Overview of Women in International Politics
Women across the world are affected by decisions and policies that determine their lives, and yet in most countries, this is done by elected political bodies where they do not have enough representation. Women don’t even hold a third of the seats in 81% of legislatures across the world. Globally, the country which sees the most representation of women in the lower house of parliament is not a Nordic or highly developed country as one would expect. In fact, Rwanda, one of the smallest countries on the African mainland, takes the lead with 62% of women in parliament. This achievement is attributed to post-genocide efforts to institutionalize women’s political participation and encourage their presence in public life.
This state of affairs is dismal across the world with only 20% of ministerial positions being held by women, and most of these are portfolios like social affairs and family, which heavily hints at gender bias.
Factors that promote women in politics in countries that are doing well:
Capabilities: Women require specialised attention and training to understand how to campaign, build their capacity, and strengthen their legislative skills, to make them more involved in the political process.
Financial Access: The Inter-Parliamentary Union conducted a survey with women parliamentarians which found that lack of finances to contest and campaign is a major factor deterring them from entering politics.
Quotas: Gender quotas in electoral systems is a popular mechanism to ensure representation of women as legislators and MPs. 50 countries, like China and Pakistan, have seats reserved for women constitutionally. Research also shows that an increase in the number of women in parliament increases the likelihood of the parliament to address women’s issues.
Electoral System: Women do better in proportional representation as opposed to the first-past-the-post majoritarian electoral system. In most majoritarian systems like the US, UK, and India, each constituency elects a single politician.

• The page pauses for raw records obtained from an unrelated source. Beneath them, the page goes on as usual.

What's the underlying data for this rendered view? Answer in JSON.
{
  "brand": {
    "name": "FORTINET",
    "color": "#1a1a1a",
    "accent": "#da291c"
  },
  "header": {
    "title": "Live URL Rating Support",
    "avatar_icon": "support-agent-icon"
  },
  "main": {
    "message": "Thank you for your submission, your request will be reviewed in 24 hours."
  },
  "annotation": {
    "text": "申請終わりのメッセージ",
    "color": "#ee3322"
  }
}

These systems are known as single-member-district systems. In all PR systems, on the other hand, each constituency is responsible for electing more than one politician. This is attributed to a higher possibility of social engineering at the district level through ticket balancing, which isn’t possible in a single-member district.
Internal political party efforts: Political parties are the cornerstone of elected bodies and women’s representation in political parties will automatically increase the chances of a country having a diverse political body. Globally, women usually constitute 40-50% of party membership but they only occupy 10% of leadership positions.
Constraints and factors that reduce women’s participation in politics:
Barriers to entry: Non-quota systems are followed in more than half of the world’s countries, including the United States and India. These automatically tend to favour the dominant socioeconomic groups in society, including men, the dominant race, dominant religion, and those with financial resources and existing political networks.
Issues after entering: Even quota systems that increase numbers of women in parliament are rendered ineffective if they are still marginalised and their opinions are overridden once they are elected to power. In Iraq, even with a constitution that mandates a quarter of the seats be reserved for women, female parliamentarians don’t have a voice in the regional-bloc dominated discussions. They are also not present in the cabinet and other high-level roles.
Contextualising in India:
The constitutions of many Indian political parties (the INC, the Trinamool Congress, the AAP) have reservations for women in their executive bodies and other levels. But these policies are hardly executed properly, with not enough women as promised. The BJP is a slightly more successful case study because according to its 2007 amendment, 33% of its National Executives are women leaders. However, other decision making bodies like the Central Election Committee and the Parliamentary Board in the party still barely have women representatives.
In the Indian context, gender roles are considered the realm of the women. They find it difficult to go outside often, and politics requires quite a lot of activity. Apart from this, their husbands or fathers have control over their financial activities, and so campaign funds and other costs of being in the politics field make it impossible for them to enter.
Sexist comments that women politicians face from male counterparts are not new in the Indian political arena. Women politicians with the patronage of male politicians are approved more. This is unfortunate and a direct reflection of the patriarchal nature of our polity.
Women have proved themselves time and again and by clearing the structural, socioeconomic, cultural barriers, they will find themselves adequately and easily represented in political arenas across the world.